=== HOW TO COMPLETE THIS TASK ===
Return the lines below that carry the word "echo".

[Component data from apps and pages]

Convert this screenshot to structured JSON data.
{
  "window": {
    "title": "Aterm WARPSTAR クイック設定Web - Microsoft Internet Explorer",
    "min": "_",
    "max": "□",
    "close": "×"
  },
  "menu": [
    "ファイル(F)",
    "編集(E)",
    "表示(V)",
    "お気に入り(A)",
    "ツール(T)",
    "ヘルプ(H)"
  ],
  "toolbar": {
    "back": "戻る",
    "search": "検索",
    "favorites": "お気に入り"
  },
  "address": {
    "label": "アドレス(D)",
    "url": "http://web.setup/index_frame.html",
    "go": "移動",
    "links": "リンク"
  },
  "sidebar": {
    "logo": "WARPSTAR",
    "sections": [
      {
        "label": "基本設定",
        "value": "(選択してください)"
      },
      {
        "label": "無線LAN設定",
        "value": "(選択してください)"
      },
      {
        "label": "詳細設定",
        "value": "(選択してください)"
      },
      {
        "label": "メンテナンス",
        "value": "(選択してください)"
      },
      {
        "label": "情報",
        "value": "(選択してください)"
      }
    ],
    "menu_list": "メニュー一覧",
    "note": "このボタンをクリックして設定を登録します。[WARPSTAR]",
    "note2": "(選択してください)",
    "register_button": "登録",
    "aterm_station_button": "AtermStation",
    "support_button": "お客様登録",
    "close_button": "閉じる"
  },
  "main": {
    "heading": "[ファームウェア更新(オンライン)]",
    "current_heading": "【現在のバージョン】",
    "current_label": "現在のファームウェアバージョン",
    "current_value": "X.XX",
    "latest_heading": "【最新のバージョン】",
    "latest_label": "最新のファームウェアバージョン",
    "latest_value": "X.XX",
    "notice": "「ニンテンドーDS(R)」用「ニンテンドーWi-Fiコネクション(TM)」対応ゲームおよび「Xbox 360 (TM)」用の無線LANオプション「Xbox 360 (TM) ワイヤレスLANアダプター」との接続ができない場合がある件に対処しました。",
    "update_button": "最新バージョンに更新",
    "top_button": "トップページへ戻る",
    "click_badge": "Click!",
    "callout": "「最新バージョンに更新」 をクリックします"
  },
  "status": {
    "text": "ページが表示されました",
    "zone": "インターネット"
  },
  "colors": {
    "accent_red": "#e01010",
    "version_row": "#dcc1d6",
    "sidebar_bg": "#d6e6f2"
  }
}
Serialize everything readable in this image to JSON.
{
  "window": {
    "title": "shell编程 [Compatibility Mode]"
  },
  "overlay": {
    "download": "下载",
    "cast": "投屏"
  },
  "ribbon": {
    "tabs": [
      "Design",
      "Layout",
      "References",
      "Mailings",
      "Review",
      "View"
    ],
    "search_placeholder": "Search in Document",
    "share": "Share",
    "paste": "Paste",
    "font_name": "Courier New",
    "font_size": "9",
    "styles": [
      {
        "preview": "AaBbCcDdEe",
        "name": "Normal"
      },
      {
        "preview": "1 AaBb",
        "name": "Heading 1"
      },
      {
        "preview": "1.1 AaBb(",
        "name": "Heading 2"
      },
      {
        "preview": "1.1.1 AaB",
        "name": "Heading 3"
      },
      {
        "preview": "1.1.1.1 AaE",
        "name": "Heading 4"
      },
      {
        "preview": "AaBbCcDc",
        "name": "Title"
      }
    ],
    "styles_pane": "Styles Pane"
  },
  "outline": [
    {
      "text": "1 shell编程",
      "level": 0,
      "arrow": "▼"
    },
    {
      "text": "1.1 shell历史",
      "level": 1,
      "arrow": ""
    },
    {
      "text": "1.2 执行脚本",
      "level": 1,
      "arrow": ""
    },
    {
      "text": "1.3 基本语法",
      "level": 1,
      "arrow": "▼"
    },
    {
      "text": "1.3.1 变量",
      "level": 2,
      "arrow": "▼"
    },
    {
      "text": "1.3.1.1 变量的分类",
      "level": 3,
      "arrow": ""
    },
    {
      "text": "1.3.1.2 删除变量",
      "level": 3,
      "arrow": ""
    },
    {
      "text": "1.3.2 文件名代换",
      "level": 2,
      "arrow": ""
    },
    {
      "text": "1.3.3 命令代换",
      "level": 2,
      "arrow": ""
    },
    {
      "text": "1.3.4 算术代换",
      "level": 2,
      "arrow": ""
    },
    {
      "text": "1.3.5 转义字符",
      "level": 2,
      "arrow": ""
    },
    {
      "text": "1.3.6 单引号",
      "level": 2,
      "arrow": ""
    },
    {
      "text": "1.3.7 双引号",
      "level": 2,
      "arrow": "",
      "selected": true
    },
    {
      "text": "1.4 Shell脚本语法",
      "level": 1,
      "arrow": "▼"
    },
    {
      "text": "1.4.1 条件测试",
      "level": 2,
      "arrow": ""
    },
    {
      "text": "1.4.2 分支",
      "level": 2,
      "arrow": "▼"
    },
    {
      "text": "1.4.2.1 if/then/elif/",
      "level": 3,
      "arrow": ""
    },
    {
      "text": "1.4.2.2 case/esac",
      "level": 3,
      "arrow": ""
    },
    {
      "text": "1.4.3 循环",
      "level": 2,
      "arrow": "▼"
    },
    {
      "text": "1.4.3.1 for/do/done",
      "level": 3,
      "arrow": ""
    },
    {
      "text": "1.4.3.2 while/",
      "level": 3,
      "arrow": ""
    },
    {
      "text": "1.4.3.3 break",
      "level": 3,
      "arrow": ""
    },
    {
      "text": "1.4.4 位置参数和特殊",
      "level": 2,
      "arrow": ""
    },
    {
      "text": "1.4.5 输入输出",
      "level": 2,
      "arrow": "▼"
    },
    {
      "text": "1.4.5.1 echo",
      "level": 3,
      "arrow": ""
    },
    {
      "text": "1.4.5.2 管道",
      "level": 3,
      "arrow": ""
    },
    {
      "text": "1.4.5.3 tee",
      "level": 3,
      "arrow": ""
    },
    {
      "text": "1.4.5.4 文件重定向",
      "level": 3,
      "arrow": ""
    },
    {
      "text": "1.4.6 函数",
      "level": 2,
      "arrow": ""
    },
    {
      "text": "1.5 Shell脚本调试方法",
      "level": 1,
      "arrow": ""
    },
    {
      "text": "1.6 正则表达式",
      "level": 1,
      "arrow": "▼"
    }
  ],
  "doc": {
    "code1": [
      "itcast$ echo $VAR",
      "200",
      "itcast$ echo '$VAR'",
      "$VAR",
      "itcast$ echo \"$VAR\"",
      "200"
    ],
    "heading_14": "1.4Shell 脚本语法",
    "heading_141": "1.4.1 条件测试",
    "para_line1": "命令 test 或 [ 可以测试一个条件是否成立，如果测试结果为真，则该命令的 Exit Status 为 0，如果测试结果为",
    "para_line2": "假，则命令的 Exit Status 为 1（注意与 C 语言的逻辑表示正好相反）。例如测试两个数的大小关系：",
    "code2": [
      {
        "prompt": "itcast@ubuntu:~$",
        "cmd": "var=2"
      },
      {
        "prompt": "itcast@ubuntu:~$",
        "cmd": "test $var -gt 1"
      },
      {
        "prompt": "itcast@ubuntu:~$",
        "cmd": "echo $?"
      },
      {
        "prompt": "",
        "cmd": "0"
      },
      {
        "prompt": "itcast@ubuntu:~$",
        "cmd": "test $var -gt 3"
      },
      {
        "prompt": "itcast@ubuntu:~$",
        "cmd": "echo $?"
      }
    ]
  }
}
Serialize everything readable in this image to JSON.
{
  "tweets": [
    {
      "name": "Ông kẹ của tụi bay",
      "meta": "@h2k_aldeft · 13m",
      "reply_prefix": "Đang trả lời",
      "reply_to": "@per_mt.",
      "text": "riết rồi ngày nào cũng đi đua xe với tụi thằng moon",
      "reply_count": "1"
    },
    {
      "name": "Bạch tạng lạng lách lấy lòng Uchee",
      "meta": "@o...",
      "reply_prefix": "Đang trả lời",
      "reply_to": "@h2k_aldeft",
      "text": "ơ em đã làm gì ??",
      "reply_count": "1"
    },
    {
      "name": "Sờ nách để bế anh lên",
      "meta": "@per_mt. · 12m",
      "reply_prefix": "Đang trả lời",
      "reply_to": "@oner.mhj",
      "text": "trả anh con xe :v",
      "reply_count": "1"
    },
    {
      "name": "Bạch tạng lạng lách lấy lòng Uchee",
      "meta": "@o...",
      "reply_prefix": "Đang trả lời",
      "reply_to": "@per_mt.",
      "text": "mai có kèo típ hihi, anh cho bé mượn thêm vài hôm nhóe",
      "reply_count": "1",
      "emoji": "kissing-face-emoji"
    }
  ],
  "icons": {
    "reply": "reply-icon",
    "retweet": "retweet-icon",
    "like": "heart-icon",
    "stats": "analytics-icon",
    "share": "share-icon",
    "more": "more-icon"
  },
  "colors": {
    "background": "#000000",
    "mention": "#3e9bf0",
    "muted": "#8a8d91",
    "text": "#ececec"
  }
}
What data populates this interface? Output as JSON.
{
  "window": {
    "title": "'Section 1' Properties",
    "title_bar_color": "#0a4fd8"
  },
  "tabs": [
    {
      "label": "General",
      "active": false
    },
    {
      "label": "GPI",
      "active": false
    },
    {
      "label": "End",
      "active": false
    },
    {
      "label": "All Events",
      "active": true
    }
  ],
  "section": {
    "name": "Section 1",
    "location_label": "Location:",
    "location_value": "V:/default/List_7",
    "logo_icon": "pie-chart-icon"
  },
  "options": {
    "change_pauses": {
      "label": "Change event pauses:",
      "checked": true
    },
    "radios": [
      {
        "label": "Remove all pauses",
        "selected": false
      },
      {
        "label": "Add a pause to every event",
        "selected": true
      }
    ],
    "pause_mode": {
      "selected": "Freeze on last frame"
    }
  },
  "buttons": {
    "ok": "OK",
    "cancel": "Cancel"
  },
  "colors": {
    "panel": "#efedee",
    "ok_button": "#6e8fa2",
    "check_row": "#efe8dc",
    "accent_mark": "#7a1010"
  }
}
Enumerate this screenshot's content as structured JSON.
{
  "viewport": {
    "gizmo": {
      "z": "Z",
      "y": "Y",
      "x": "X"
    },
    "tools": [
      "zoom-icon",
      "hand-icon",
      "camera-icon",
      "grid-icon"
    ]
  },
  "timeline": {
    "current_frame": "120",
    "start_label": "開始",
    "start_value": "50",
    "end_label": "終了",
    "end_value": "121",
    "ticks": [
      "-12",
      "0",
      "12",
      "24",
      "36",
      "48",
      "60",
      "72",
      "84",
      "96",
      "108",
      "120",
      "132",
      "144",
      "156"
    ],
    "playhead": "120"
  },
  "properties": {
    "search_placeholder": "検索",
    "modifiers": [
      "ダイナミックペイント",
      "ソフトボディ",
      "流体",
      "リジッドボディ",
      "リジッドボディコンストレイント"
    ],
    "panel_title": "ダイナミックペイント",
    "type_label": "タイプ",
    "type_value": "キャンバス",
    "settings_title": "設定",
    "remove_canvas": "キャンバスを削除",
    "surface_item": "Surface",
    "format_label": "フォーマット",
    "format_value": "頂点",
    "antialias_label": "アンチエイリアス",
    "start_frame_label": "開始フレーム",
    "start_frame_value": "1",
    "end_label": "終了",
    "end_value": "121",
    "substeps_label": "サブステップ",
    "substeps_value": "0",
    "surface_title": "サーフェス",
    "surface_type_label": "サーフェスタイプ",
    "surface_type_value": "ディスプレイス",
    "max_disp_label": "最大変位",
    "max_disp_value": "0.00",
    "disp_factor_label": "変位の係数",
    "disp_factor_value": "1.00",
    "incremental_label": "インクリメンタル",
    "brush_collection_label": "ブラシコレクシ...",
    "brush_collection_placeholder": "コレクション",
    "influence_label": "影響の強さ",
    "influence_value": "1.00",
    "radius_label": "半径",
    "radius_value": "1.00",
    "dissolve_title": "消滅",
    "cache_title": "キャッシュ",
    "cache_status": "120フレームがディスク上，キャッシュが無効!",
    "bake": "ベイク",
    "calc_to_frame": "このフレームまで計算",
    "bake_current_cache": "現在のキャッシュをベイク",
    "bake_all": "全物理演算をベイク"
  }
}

=== EXERCISE SOLUTION ===
      "text": "1.4.5.1 echo",
      "itcast$ echo $VAR",
      "itcast$ echo '$VAR'",
      "itcast$ echo \"$VAR\"",
        "cmd": "echo $?"
        "cmd": "echo $?"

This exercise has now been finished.